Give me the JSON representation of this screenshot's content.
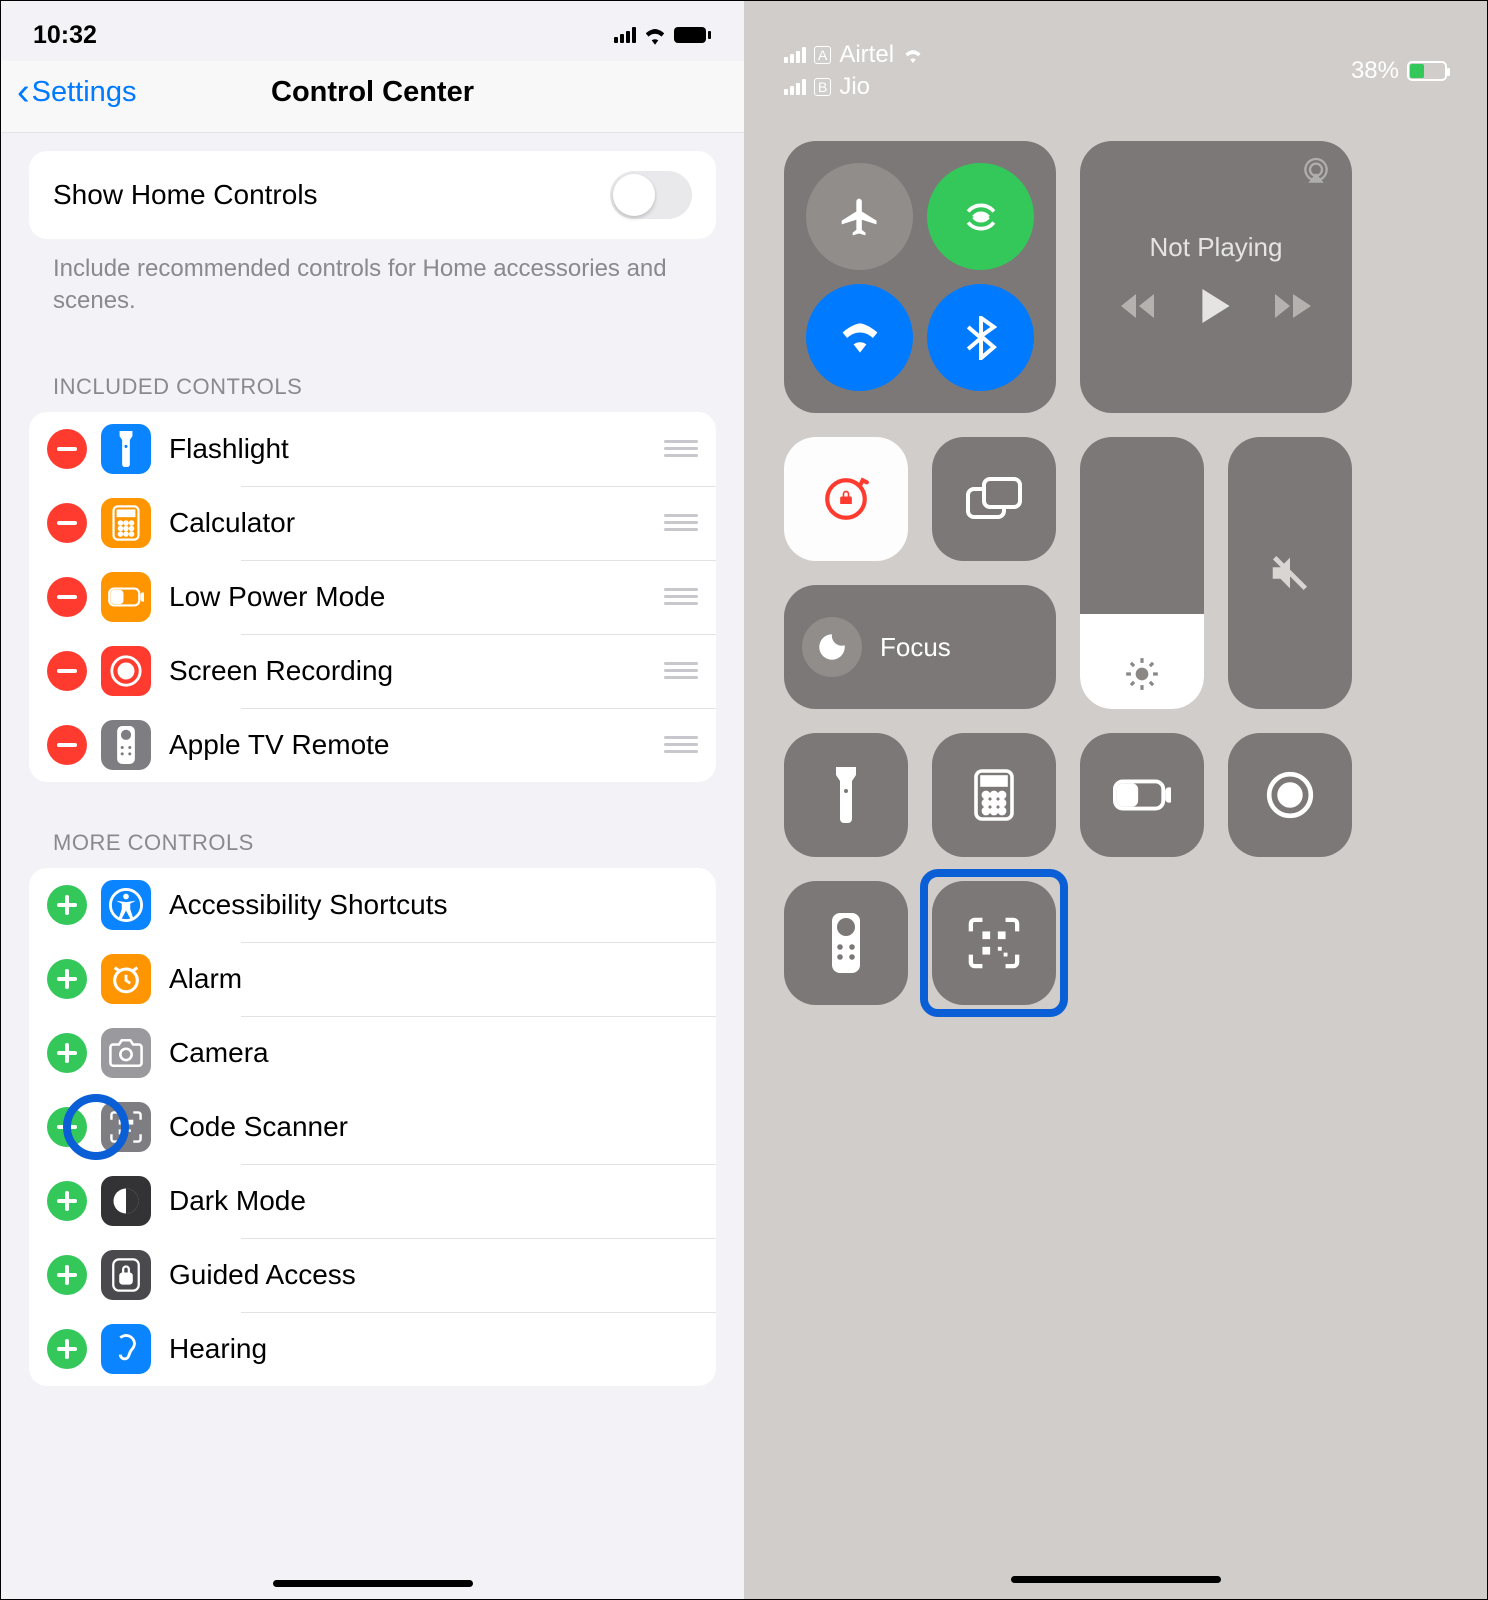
{
  "left": {
    "status": {
      "time": "10:32"
    },
    "nav": {
      "back": "Settings",
      "title": "Control Center"
    },
    "home_controls": {
      "label": "Show Home Controls",
      "caption": "Include recommended controls for Home accessories and scenes."
    },
    "sections": {
      "included_header": "INCLUDED CONTROLS",
      "more_header": "MORE CONTROLS",
      "included": [
        {
          "label": "Flashlight",
          "icon": "flashlight",
          "color": "#0a84ff"
        },
        {
          "label": "Calculator",
          "icon": "calculator",
          "color": "#ff9500"
        },
        {
          "label": "Low Power Mode",
          "icon": "battery",
          "color": "#ff9500"
        },
        {
          "label": "Screen Recording",
          "icon": "record",
          "color": "#ff3b30"
        },
        {
          "label": "Apple TV Remote",
          "icon": "remote",
          "color": "#7d7d82"
        }
      ],
      "more": [
        {
          "label": "Accessibility Shortcuts",
          "icon": "accessibility",
          "color": "#0a84ff"
        },
        {
          "label": "Alarm",
          "icon": "alarm",
          "color": "#ff9500"
        },
        {
          "label": "Camera",
          "icon": "camera",
          "color": "#9a9a9e"
        },
        {
          "label": "Code Scanner",
          "icon": "qr",
          "color": "#7d7d82",
          "highlighted": true
        },
        {
          "label": "Dark Mode",
          "icon": "dark",
          "color": "#333336"
        },
        {
          "label": "Guided Access",
          "icon": "lock-app",
          "color": "#4a4a4e"
        },
        {
          "label": "Hearing",
          "icon": "hearing",
          "color": "#0a84ff"
        }
      ]
    }
  },
  "right": {
    "status": {
      "carrier1": "Airtel",
      "carrier2": "Jio",
      "battery": "38%"
    },
    "media": {
      "label": "Not Playing"
    },
    "focus": {
      "label": "Focus"
    }
  }
}
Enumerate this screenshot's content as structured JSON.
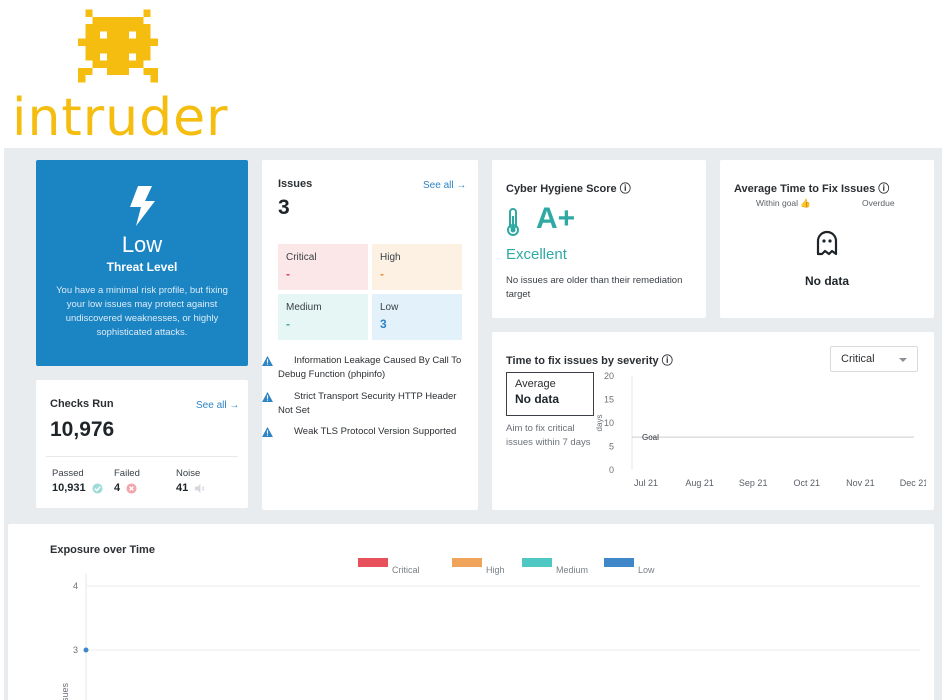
{
  "brand": {
    "name": "intruder",
    "color": "#f5bd10",
    "mascot_icon": "space-invader-icon"
  },
  "colors": {
    "accent": "#1b85c4",
    "critical": "#d8424f",
    "high": "#e58b2f",
    "medium": "#2fa9a3",
    "low": "#2f84c4",
    "background": "#e9ecef"
  },
  "threat": {
    "icon": "lightning-icon",
    "level": "Low",
    "title": "Threat Level",
    "description": "You have a minimal risk profile, but fixing your low issues may protect against undiscovered weaknesses, or highly sophisticated attacks."
  },
  "checks": {
    "title": "Checks Run",
    "see_all": "See all →",
    "total": "10,976",
    "passed_label": "Passed",
    "passed_value": "10,931",
    "failed_label": "Failed",
    "failed_value": "4",
    "noise_label": "Noise",
    "noise_value": "41"
  },
  "issues": {
    "title": "Issues",
    "see_all": "See all →",
    "total": "3",
    "critical_label": "Critical",
    "critical_value": "-",
    "high_label": "High",
    "high_value": "-",
    "medium_label": "Medium",
    "medium_value": "-",
    "low_label": "Low",
    "low_value": "3",
    "items": [
      "Information Leakage Caused By Call To Debug Function (phpinfo)",
      "Strict Transport Security HTTP Header Not Set",
      "Weak TLS Protocol Version Supported"
    ]
  },
  "hygiene": {
    "title": "Cyber Hygiene Score ⓘ",
    "grade": "A+",
    "rating": "Excellent",
    "note": "No issues are older than their remediation target",
    "icon": "thermometer-icon"
  },
  "avg_time": {
    "title": "Average Time to Fix Issues ⓘ",
    "within_goal": "Within goal 👍",
    "overdue": "Overdue",
    "icon": "ghost-icon",
    "no_data": "No data"
  },
  "time_to_fix": {
    "title": "Time to fix issues by severity ⓘ",
    "selected_severity": "Critical",
    "average_label": "Average",
    "average_value": "No data",
    "aim_text": "Aim to fix critical issues within 7 days",
    "chart_data": {
      "type": "line",
      "x": [
        "Jul 21",
        "Aug 21",
        "Sep 21",
        "Oct 21",
        "Nov 21",
        "Dec 21"
      ],
      "y_ticks": [
        0,
        5,
        10,
        15,
        20
      ],
      "ylim": [
        0,
        20
      ],
      "ylabel": "days",
      "goal_label": "Goal",
      "goal_value": 7,
      "series": []
    }
  },
  "exposure": {
    "title": "Exposure over Time",
    "chart_data": {
      "type": "area",
      "ylabel": "Issues",
      "y_ticks": [
        3,
        4
      ],
      "legend_position": "top",
      "series": [
        {
          "name": "Critical",
          "color": "#e8505b"
        },
        {
          "name": "High",
          "color": "#f0a35a"
        },
        {
          "name": "Medium",
          "color": "#4fc8c4"
        },
        {
          "name": "Low",
          "color": "#3f87c8"
        }
      ],
      "points": [
        {
          "y": 3
        }
      ]
    }
  }
}
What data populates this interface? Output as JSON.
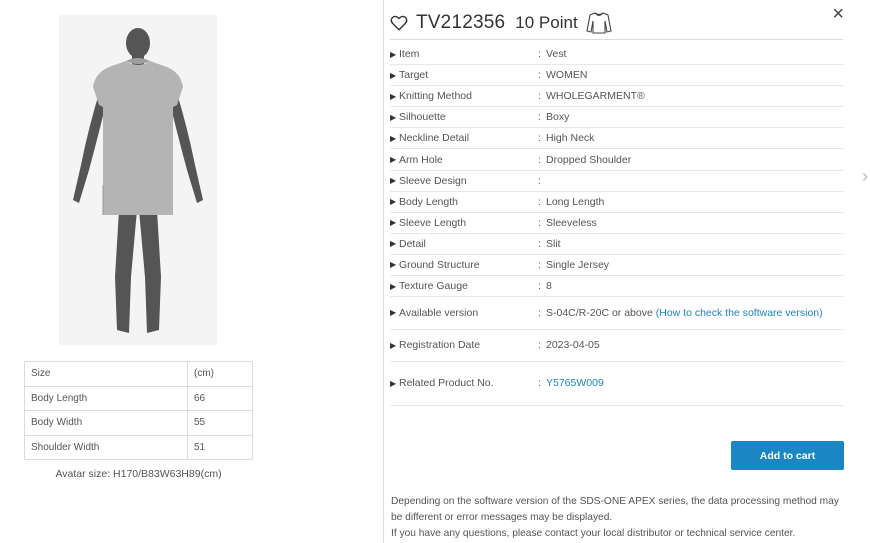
{
  "product": {
    "code": "TV212356",
    "points": "10 Point"
  },
  "specs": [
    {
      "label": "Item",
      "value": "Vest"
    },
    {
      "label": "Target",
      "value": "WOMEN"
    },
    {
      "label": "Knitting Method",
      "value": "WHOLEGARMENT®"
    },
    {
      "label": "Silhouette",
      "value": "Boxy"
    },
    {
      "label": "Neckline Detail",
      "value": "High Neck"
    },
    {
      "label": "Arm Hole",
      "value": "Dropped Shoulder"
    },
    {
      "label": "Sleeve Design",
      "value": ""
    },
    {
      "label": "Body Length",
      "value": "Long Length"
    },
    {
      "label": "Sleeve Length",
      "value": "Sleeveless"
    },
    {
      "label": "Detail",
      "value": "Slit"
    },
    {
      "label": "Ground Structure",
      "value": "Single Jersey"
    },
    {
      "label": "Texture Gauge",
      "value": "8"
    }
  ],
  "available_version": {
    "label": "Available version",
    "value": "S-04C/R-20C or above",
    "link": "(How to check the software version)"
  },
  "registration": {
    "label": "Registration Date",
    "value": "2023-04-05"
  },
  "related": {
    "label": "Related Product No.",
    "value": "Y5765W009"
  },
  "colon": ":",
  "cart_label": "Add to cart",
  "note_lines": [
    "Depending on the software version of the SDS-ONE APEX series, the data processing method may",
    "be different or error messages may be displayed.",
    "If you have any questions, please contact your local distributor or technical service center."
  ],
  "size_table": {
    "header": [
      "Size",
      "(cm)"
    ],
    "rows": [
      [
        "Body Length",
        "66"
      ],
      [
        "Body Width",
        "55"
      ],
      [
        "Shoulder Width",
        "51"
      ]
    ]
  },
  "avatar_size": "Avatar size: H170/B83W63H89(cm)",
  "icons": {
    "close": "×",
    "next": "›",
    "row_marker": "▶"
  }
}
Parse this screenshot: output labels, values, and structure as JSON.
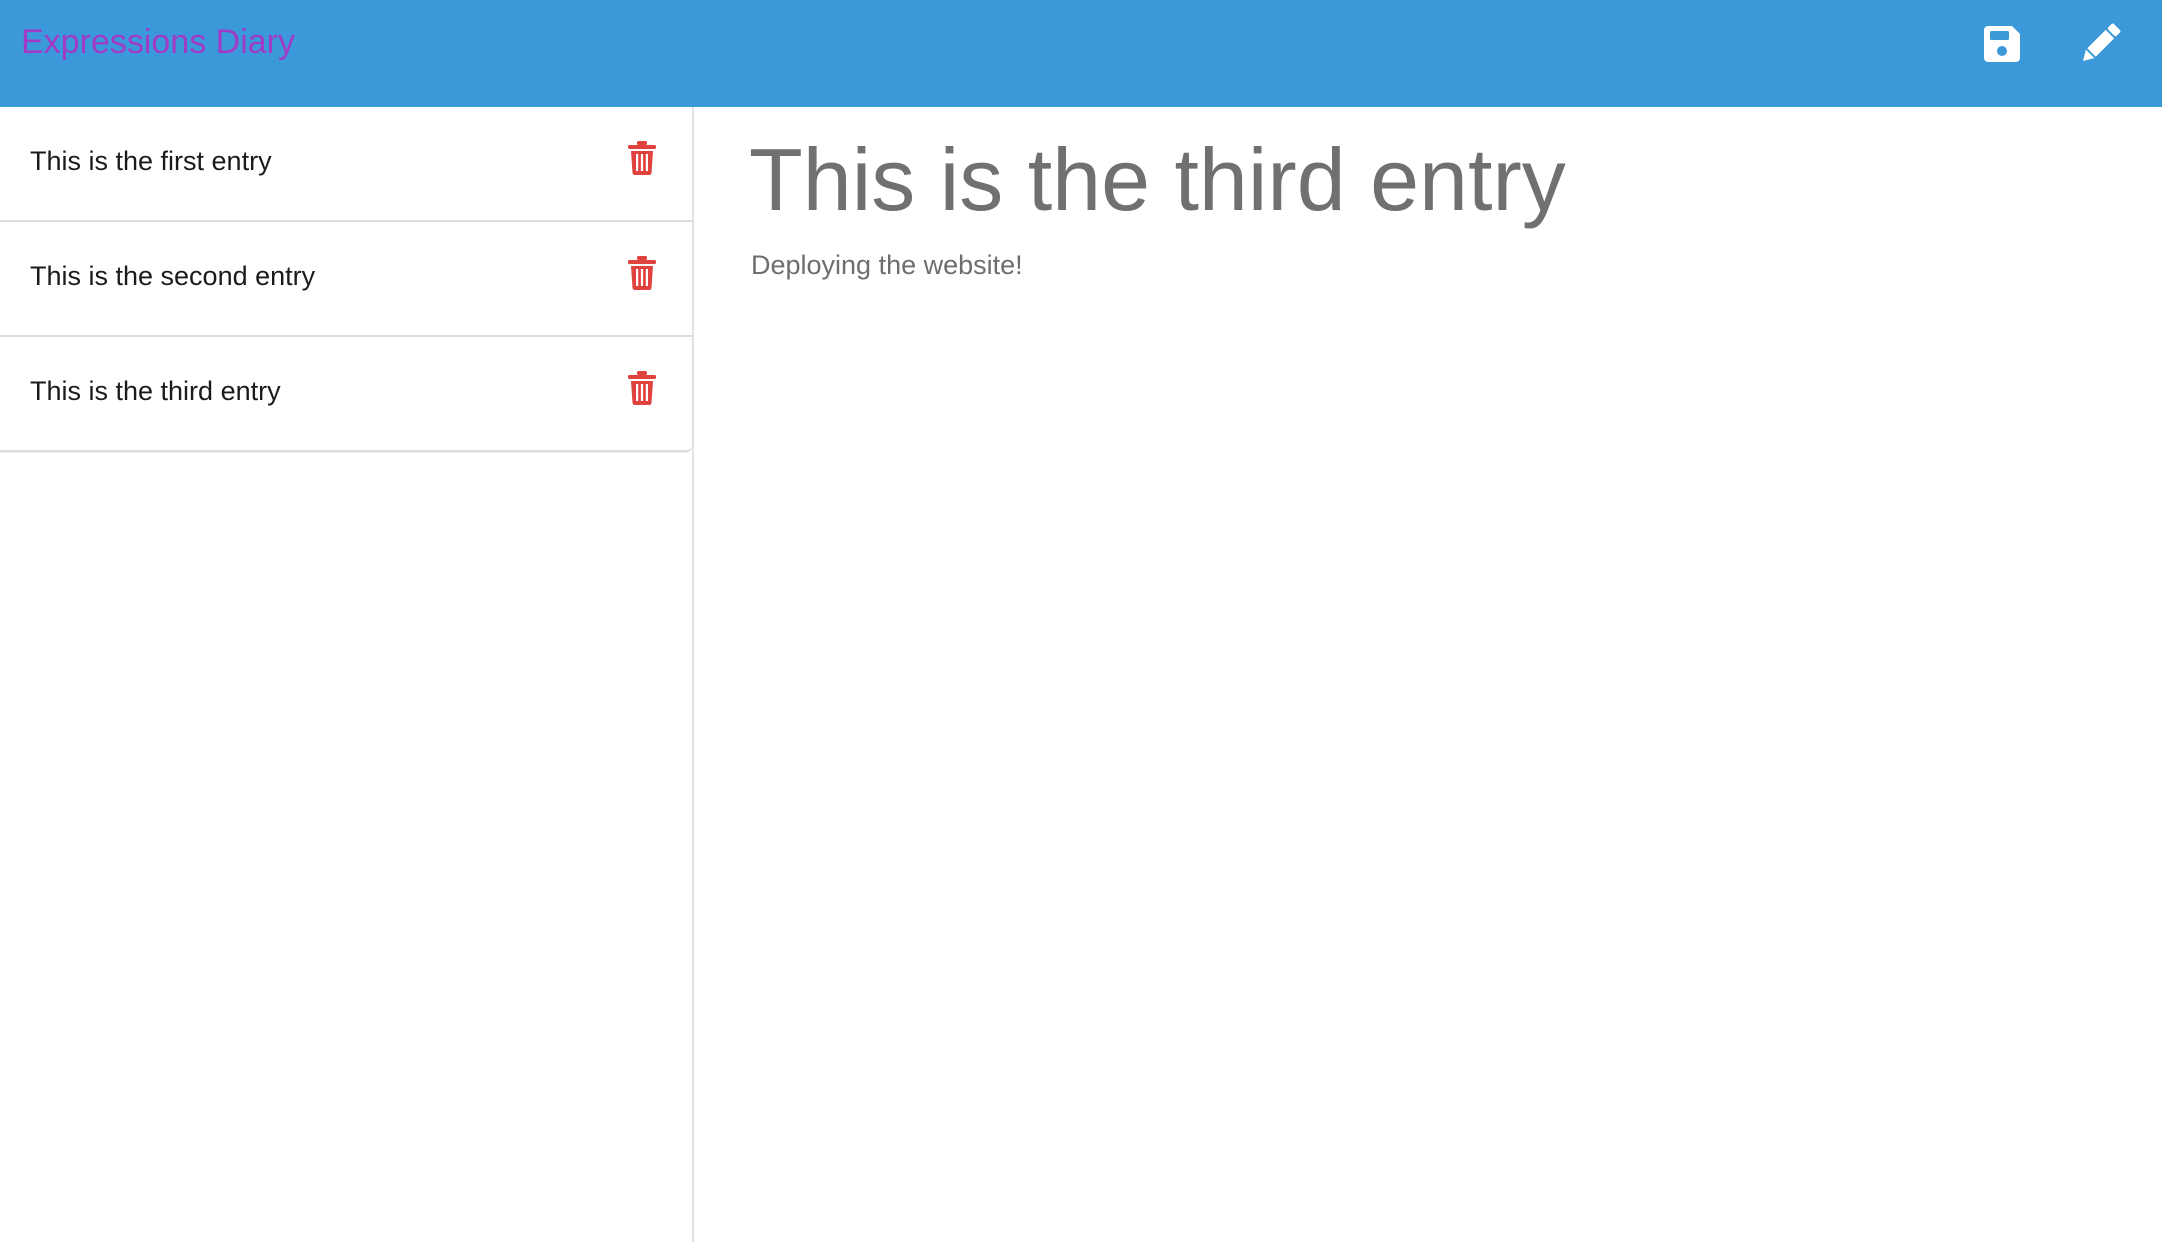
{
  "app": {
    "brand": "Expressions Diary",
    "colors": {
      "navbar": "#3b98d9",
      "brand_text": "#a03bc8",
      "delete_icon": "#e0423e",
      "nav_icon": "#ffffff"
    }
  },
  "toolbar": {
    "save_icon": "floppy-disk",
    "edit_icon": "pencil"
  },
  "sidebar": {
    "items": [
      {
        "title": "This is the first entry",
        "icon": "trash"
      },
      {
        "title": "This is the second entry",
        "icon": "trash"
      },
      {
        "title": "This is the third entry",
        "icon": "trash"
      }
    ]
  },
  "main": {
    "title": "This is the third entry",
    "body": "Deploying the website!"
  }
}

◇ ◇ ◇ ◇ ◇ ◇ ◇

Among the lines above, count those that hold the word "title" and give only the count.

12